◆ **Task goal**
Read the records below and copy each line that contains "What".

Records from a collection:
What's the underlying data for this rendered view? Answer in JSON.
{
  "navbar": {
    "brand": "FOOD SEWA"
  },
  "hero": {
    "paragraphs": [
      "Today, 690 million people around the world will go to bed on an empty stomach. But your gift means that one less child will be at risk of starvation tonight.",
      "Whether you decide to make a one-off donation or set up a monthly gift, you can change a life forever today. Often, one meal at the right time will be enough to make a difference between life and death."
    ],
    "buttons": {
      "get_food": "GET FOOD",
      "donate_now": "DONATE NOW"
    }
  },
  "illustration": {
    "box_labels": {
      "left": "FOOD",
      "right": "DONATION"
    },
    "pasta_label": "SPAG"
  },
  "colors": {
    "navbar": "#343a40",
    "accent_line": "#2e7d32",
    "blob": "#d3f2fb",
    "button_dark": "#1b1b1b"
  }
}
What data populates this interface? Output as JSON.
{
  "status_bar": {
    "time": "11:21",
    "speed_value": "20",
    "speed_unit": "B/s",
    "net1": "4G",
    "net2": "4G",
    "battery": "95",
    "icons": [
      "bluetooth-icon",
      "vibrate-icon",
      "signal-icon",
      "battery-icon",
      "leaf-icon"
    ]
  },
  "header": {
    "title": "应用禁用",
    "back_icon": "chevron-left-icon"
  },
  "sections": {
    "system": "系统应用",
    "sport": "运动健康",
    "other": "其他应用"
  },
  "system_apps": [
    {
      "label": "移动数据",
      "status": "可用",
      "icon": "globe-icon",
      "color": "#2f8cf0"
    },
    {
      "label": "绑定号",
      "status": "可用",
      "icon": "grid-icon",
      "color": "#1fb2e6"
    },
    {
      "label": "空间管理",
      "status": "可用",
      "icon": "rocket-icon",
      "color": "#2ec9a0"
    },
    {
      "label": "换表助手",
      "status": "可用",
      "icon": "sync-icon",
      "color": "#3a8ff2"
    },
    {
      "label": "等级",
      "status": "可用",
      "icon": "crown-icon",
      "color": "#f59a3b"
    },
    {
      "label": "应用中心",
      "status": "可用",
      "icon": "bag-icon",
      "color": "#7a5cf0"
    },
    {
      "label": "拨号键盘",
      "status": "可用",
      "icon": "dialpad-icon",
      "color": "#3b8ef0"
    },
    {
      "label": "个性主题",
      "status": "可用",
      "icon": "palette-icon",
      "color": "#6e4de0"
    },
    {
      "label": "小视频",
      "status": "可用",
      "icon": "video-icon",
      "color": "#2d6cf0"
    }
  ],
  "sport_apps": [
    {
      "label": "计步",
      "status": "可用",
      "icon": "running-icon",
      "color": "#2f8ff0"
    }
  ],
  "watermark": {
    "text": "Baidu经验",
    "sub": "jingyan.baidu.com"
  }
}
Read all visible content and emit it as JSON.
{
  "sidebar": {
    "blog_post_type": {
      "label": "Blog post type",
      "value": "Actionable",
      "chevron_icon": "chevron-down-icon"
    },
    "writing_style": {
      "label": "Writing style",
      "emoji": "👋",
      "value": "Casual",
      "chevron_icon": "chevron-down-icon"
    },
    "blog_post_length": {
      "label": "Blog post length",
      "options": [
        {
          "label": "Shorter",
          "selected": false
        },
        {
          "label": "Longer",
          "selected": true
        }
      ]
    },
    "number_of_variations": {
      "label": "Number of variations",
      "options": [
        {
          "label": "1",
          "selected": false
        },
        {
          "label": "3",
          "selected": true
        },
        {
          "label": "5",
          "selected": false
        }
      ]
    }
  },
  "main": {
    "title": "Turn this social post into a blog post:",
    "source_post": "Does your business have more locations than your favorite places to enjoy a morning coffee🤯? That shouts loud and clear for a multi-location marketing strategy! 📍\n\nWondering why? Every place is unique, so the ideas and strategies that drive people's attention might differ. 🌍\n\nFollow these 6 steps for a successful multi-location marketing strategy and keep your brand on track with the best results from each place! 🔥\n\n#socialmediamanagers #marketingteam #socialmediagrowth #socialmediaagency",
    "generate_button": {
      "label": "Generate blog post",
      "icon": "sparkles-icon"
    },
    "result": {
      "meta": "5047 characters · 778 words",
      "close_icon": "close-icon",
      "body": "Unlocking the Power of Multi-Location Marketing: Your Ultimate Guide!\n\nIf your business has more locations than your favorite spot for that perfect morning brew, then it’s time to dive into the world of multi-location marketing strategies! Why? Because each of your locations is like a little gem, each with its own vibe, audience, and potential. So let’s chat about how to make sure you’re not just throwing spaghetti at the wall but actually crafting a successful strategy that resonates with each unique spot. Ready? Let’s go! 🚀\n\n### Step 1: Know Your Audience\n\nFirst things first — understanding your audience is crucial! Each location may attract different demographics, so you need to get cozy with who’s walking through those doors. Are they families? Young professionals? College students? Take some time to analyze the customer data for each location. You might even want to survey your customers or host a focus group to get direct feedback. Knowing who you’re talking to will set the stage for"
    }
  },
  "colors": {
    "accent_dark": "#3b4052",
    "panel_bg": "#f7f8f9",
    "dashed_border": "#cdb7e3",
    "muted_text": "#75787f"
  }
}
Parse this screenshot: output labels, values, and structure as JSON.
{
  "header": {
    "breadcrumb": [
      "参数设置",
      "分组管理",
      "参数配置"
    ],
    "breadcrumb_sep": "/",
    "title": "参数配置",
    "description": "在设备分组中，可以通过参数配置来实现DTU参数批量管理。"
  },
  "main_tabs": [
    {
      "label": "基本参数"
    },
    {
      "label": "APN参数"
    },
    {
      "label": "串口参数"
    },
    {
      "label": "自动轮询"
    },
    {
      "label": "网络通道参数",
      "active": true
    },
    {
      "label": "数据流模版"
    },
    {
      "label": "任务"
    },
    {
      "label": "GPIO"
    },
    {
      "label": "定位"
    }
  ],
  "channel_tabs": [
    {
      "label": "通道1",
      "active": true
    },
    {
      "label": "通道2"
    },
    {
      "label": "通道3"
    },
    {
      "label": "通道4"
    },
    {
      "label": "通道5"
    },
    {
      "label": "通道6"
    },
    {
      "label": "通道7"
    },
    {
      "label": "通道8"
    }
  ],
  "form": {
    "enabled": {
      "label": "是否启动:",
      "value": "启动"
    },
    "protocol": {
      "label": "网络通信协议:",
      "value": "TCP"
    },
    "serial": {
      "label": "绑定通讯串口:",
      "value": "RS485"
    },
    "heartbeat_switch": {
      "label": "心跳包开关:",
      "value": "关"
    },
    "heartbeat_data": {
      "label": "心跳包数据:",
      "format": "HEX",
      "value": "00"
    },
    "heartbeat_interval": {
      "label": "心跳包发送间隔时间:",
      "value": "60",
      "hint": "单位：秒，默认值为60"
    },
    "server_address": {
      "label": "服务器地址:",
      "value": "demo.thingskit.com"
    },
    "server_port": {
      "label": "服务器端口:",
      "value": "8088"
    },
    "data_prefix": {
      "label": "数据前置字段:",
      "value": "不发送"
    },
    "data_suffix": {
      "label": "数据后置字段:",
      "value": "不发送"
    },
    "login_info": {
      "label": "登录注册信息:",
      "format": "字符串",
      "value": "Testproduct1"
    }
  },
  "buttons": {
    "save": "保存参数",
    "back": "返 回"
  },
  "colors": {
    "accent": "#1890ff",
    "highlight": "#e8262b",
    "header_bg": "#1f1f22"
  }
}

◆ **Response area**
What's the underlying data for this rendered view? Answer in JSON.
What data populates this interface? Output as JSON.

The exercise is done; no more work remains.